A diet abundant in fruits, vegetables, whole grains, olive oil, and omega-3-rich foods, such as fatty fish, such as the Mediterranean diet, may be beneficial in reducing the effects of inflammation on the body.
- Make sure you do not undereat.
If you restrict your caloric intake for an extended period of time, your metabolism may stall. If you restrict your calories for a long period of time, your body will adjust to this restriction by reducing the number of calories you burn in general, which will result in weight gain.
It is also possible that eating too few calories has a deleterious impact on the hormones that regulate hunger.
Among other things, according to one study, restrictive dieting altered the levels of the hormones leptin, peptide YY, cholecystokinin, insulin, and ghrelin, causing an increase in appetite and a consequent increase in body weight.
Instead of reducing calories, it may be preferable to concentrate on eating nutritious foods and avoiding processed foods.
An investigation involving more than 600 adults found that increasing consumption of vegetables and whole foods while decreasing consumption of processed foods, refined grains, and added sugars may aid in weight loss without cutting calorie intake.
- Engage in regular physical activity
Physical activity is a well-known approach for enhancing weight loss results.
In a 12-week research in which 16 women participated in 45–60 minutes of cardio three times a week, those with PCOS lost 2.3 percent of their body fat, compared to 6.4 percent in the control group, according to the findings.
Women with PCOS shed less fat than women who did not have the illness, but the exercise program did result in a reduction in abdominal fat and an improvement in insulin sensitivity.
Weight training has also been proven to be beneficial for ladies suffering from PCOS.
In one study, 45 women with PCOS participated in weight training three times a week for six weeks. Upon completion of the 4-month program, they had decreased belly fat and gained lean body mass while simultaneously lowering testosterone and blood sugar levels.
- Get a good night’s sleep
Sleep is increasingly being recognized as being critical to one’s health.

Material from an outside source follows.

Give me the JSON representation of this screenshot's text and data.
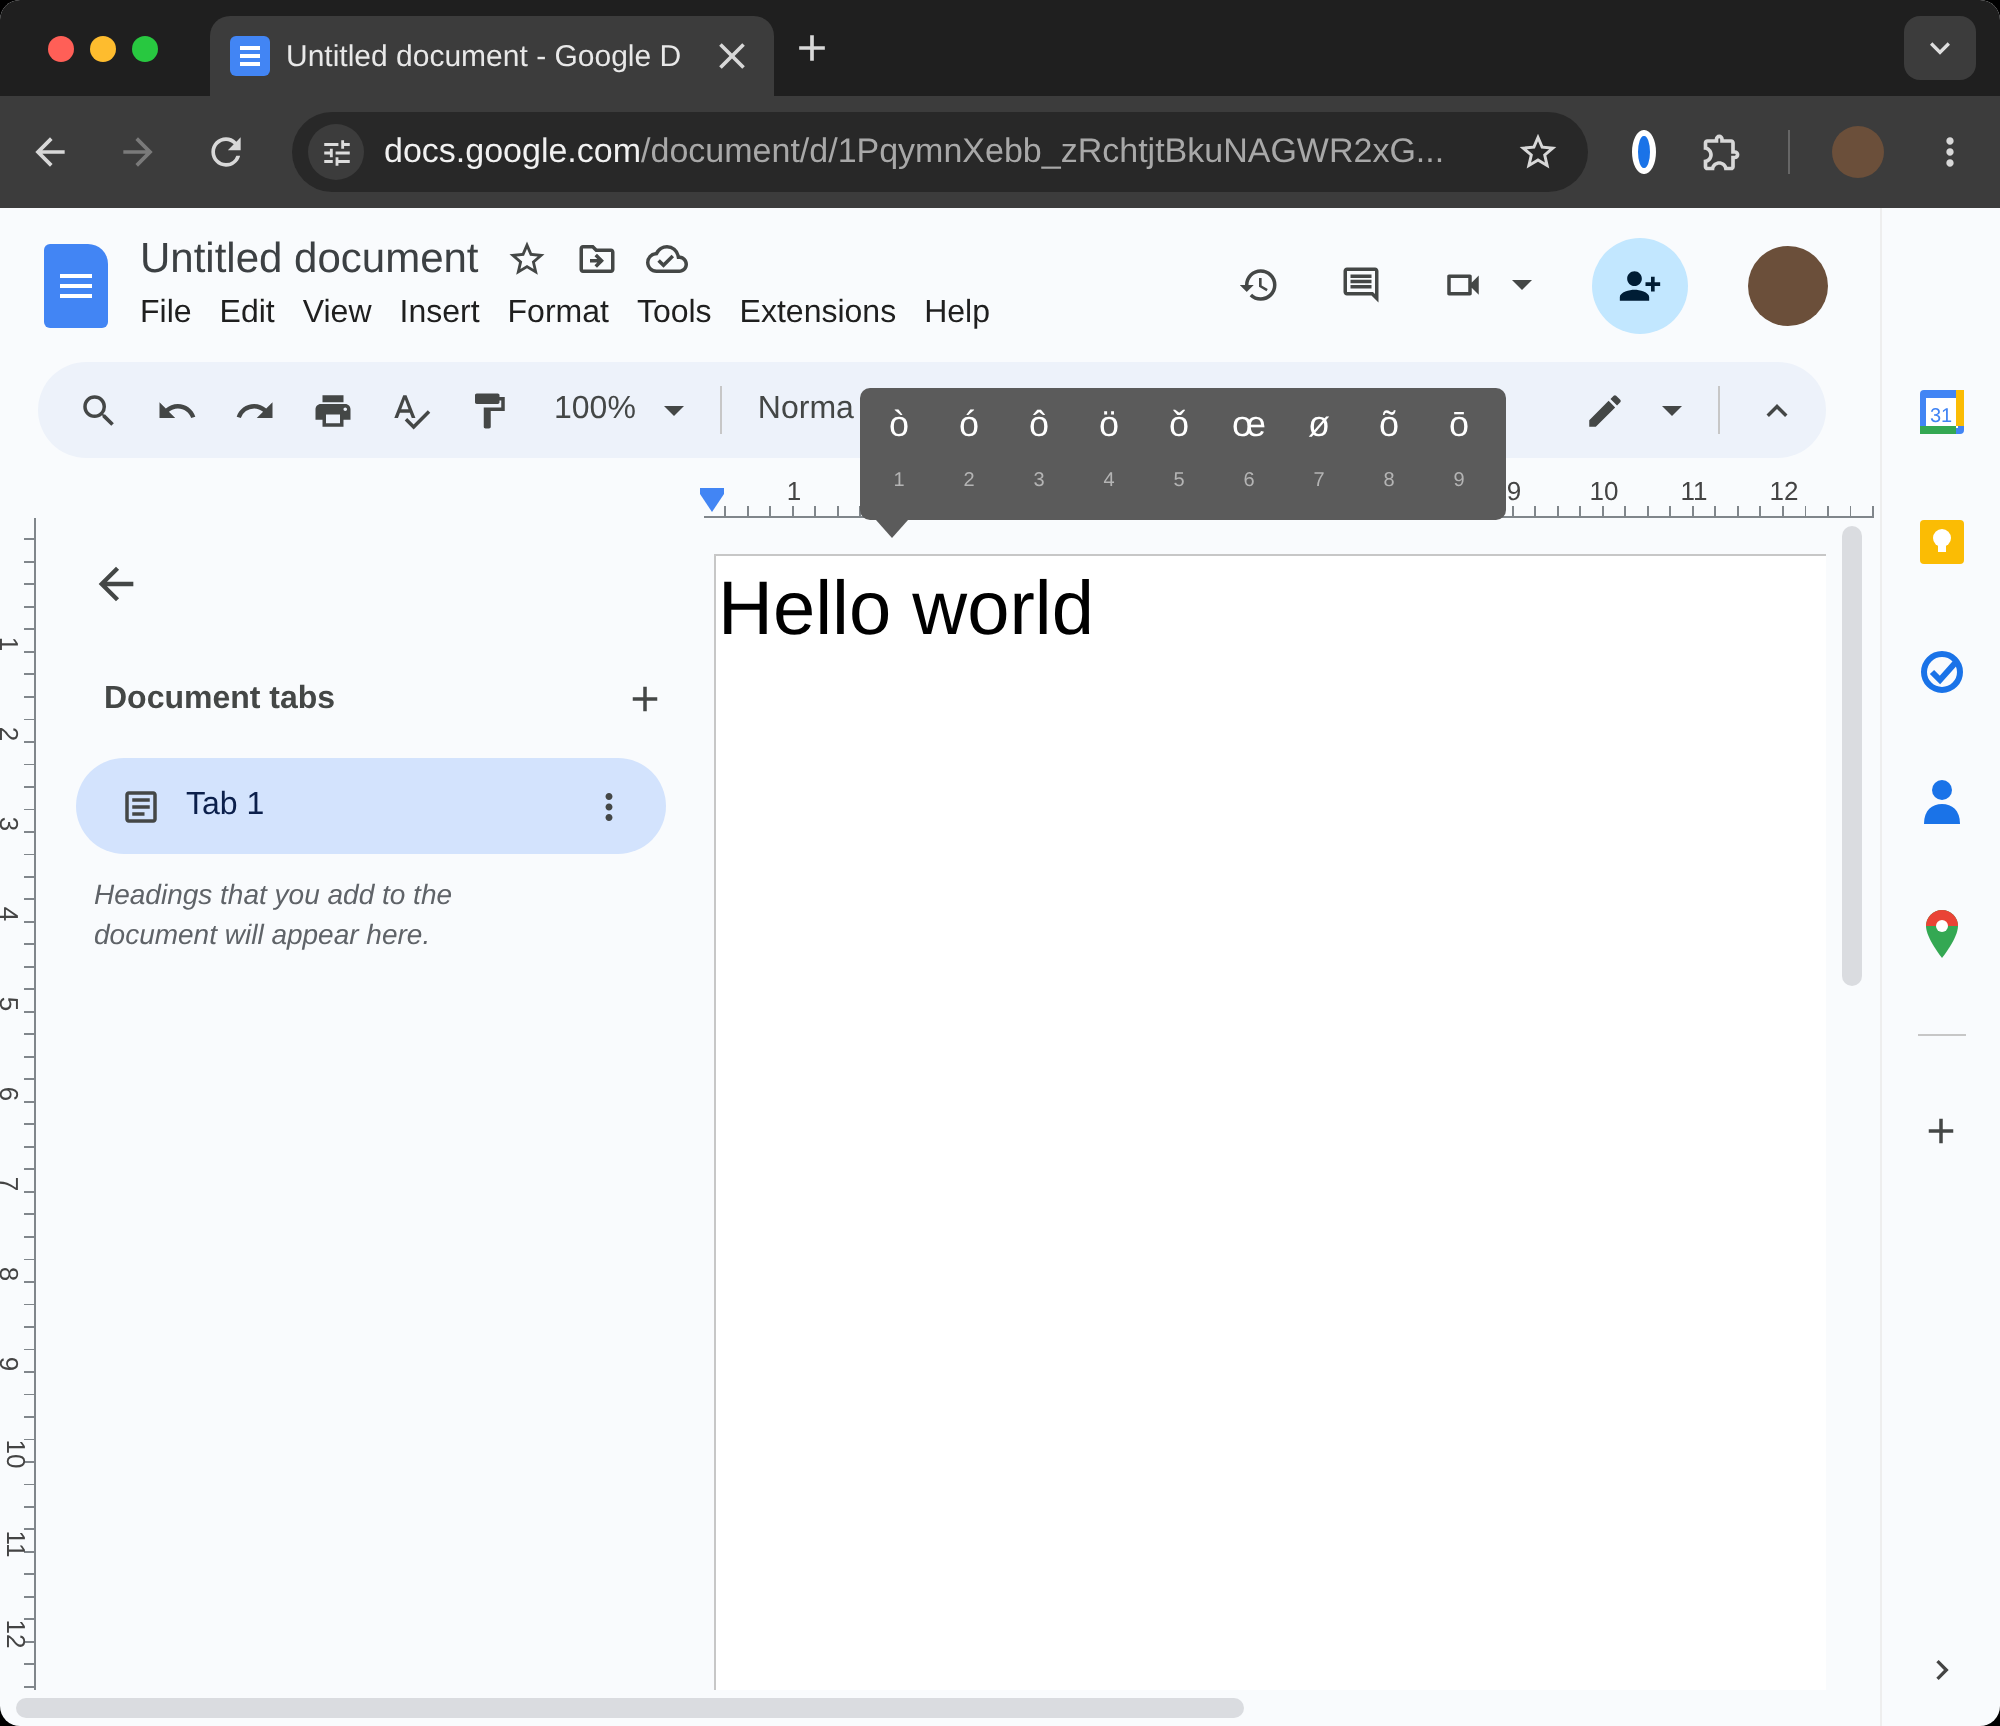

In the case of PCOS, sleep abnormalities such as excessive daytime sleepiness, sleeping apnea, and insomnia may be experienced by the sufferer.
Sleep deprivation has been shown to enhance the activity of hunger-inducing hormones such as ghrelin and cortisol, which may lead to you overindulging during the day, according to research.
It is actually true that getting little sleep is linked to an increased risk of becoming overweight or obese.
According to an analysis of 18 research, persons who slept less than 5 hours per night were substantially more likely to be fat than those who slept more.
The researchers also discovered that every hour of more sleep per night was related to a reduction in body mass index (BMI) of 0.35 kg per square meter in the participants.
Furthermore, studies have found a correlation between better-quality sleep and fat loss.
Those who slept less than 6 hours per night had a 12 percent increased chance of gaining belly fat than those who slept 6–8 hours per night, according to a study conducted on healthy people.
- Learn to control your stress
Because stress is a known risk factor for weight gain, reducing your stress can aid in weight management efforts.
Cortisol, a hormone produced by your adrenal glands, is released in response to stress. Chronically elevated cortisol levels have been associated with insulin resistance and weight gain in several studies.
Chronic stress also raises your chances of gaining belly fat in the long run. As a result, belly fat causes inflammation, which causes your body to produce more cortisol, creating a vicious cycle.
Stress management strategies should be prioritized in order to lower cortisol levels.
Studies have found that activities such as meditation, yoga, and spending time in nature can all assist to lower cortisol levels in the body.